Lincoln Riley, USC
Predicted Record: 10-2
There is not a coach with more pressure on their shoulders this season than Riley - outside of maybe Steve Sarkisian. The Trojans drew an easy crossover schedule in the Pac-12 by getting Cal, Stanford, Oregon State and Washington State, and they should win all of those games with relative ease. Their game at Utah on October 15 could determine who wins the South Division, while their last two games at UCLA and against Notre Dame in the Coliseum are both toss-ups.
Brent Venables, Oklahoma
Predicted Record: 10-2
Oklahoma is a machine, and they are still the top dog in the Big 12 even if they didn't make the title game last season. It will be fun to see Oklahoma back in Lincoln, but it's highly doubtful that Nebraska is able to keep up with the Sooners like they did last season. The Red River Rivalry is without a doubt their toughest matchup, and they get, Oklahoma State, Baylor, and Kansas State all at home. The only thing that gives me pause about picking them to go undefeated is the fact that I'm still not sold that Dillon Gabriel is 100% back and I see a surprise loss in here somewhere.[/vc_column_text][vc_separator][vc_column_text]— And finally I’ll continue my look at the best commits in each Power Five conference with the ACC.
CB Antonio Cotman Jr. — He has excellent size and is a legit get from Virginia as BC extends their ACC reach.
DE Peter Woods — I might have QB Christopher Vizzina higher I’m not sure yet but landing an elite rush end in Alabama that Nico Saban wanted is massive.
RB Marquise Collins — He’s the real deal all the way from Texas and has some very nice offers. He’s going to be exciting to watch.
DE Keldric Faulk — Like Clemson, they went into Alabama and landed a dude the Tide wanted.
DE Zachariah Keith — He’s underrated some places but this is a tall and athletic in-state get at rush end.
QB Pierce Clarkson — Yes RB Rueben Owens is ranked higher but Clarkson is the motor under the hood for this recruiting class. He’s arguably the best player recruiter in the country for 2023.
DE Jayden Wayne — He gets the slight nod over OL Francis Mauigoa as Mario Cristobal dominates IMG. He can recruit nationally as well as anyone.
WR Christian Hamilton — He’ll help keep the offense dangerous as he gets elite separation and has excellent hands.
DB Daemon Fagan — A tall and rangy get from Florida is always welcome in the defensive backfield.
QB Kenny Minchey — The last QB named Kenny did pretty well at Pitt and I like this kid's upside.
QB LaNorris Sellers — he’s a solid get from South Carolina but this class is still waiting for a headliner.
LB Kamren Robinson — it’s not a star-studded class but this kid can chase and he’s an in-state must.

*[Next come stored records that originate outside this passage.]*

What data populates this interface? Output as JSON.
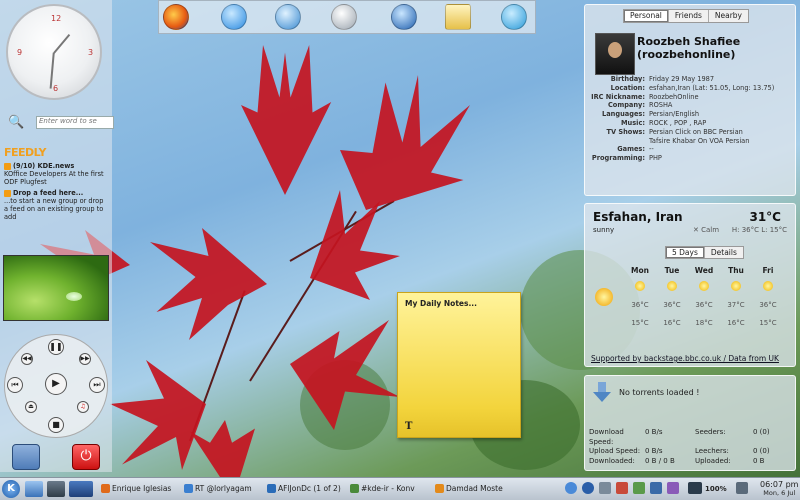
{
  "desktop": {
    "clock_numerals": [
      "12",
      "3",
      "6",
      "9"
    ],
    "search_placeholder": "Enter word to se"
  },
  "feeds": {
    "logo": "FEEDLY",
    "items": [
      {
        "title": "(9/10) KDE.news",
        "text": "KOffice Developers At the first ODF Plugfest"
      },
      {
        "title": "Drop a feed here...",
        "text": "...to start a new group or drop a feed on an existing group to add"
      }
    ]
  },
  "profile": {
    "tabs": [
      "Personal",
      "Friends",
      "Nearby"
    ],
    "active_tab": "Personal",
    "name_line1": "Roozbeh Shafiee",
    "name_line2": "(roozbehonline)",
    "rows": [
      {
        "k": "Birthday:",
        "v": "Friday 29 May 1987"
      },
      {
        "k": "Location:",
        "v": "esfahan,Iran (Lat: 51.05, Long: 13.75)"
      },
      {
        "k": "IRC Nickname:",
        "v": "RoozbehOnline"
      },
      {
        "k": "Company:",
        "v": "ROSHA"
      },
      {
        "k": "Languages:",
        "v": "Persian/English"
      },
      {
        "k": "Music:",
        "v": "ROCK , POP , RAP"
      },
      {
        "k": "TV Shows:",
        "v": "Persian Click on BBC Persian"
      },
      {
        "k": "",
        "v": "Tafsire Khabar On VOA Persian"
      },
      {
        "k": "Games:",
        "v": "--"
      },
      {
        "k": "Programming:",
        "v": "PHP"
      }
    ]
  },
  "weather": {
    "city": "Esfahan, Iran",
    "temp": "31°C",
    "condition": "sunny",
    "wind": "Calm",
    "hilo": "H: 36°C L: 15°C",
    "tabs": [
      "5 Days",
      "Details"
    ],
    "active_tab": "5 Days",
    "days": [
      {
        "d": "Mon",
        "hi": "36°C",
        "lo": "15°C"
      },
      {
        "d": "Tue",
        "hi": "36°C",
        "lo": "16°C"
      },
      {
        "d": "Wed",
        "hi": "36°C",
        "lo": "18°C"
      },
      {
        "d": "Thu",
        "hi": "37°C",
        "lo": "16°C"
      },
      {
        "d": "Fri",
        "hi": "36°C",
        "lo": "15°C"
      }
    ],
    "footer": "Supported by backstage.bbc.co.uk / Data from UK"
  },
  "note": {
    "title": "My Daily Notes...",
    "format_glyph": "T"
  },
  "torrent": {
    "message": "No torrents loaded !",
    "stats": [
      [
        "Download Speed:",
        "0 B/s",
        "Seeders:",
        "0 (0)"
      ],
      [
        "Upload Speed:",
        "0 B/s",
        "Leechers:",
        "0 (0)"
      ],
      [
        "Downloaded:",
        "0 B / 0 B",
        "Uploaded:",
        "0 B"
      ]
    ]
  },
  "taskbar": {
    "tasks": [
      {
        "label": "Enrique Iglesias",
        "color": "#e06a1a"
      },
      {
        "label": "RT @lorlyagam",
        "color": "#3a7fd0"
      },
      {
        "label": "AFlJonDc (1 of 2)",
        "color": "#2a6cb8"
      },
      {
        "label": "#kde-ir - Konv",
        "color": "#4a8a3a"
      },
      {
        "label": "Damdad Moste",
        "color": "#e38a1a"
      }
    ],
    "battery": "100%",
    "time": "06:07 pm",
    "date": "Mon, 6 Jul"
  }
}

ATH Aycen Stevens — He’s tall, big, and athletic, and if linebacker doesn’t work out he can find a home somewhere else.
RB Antonio Robinson — He’s the real deal from Kentucky as Wake continues to do well recruiting this position.[/vc_column_text][/vc_column][/vc_row]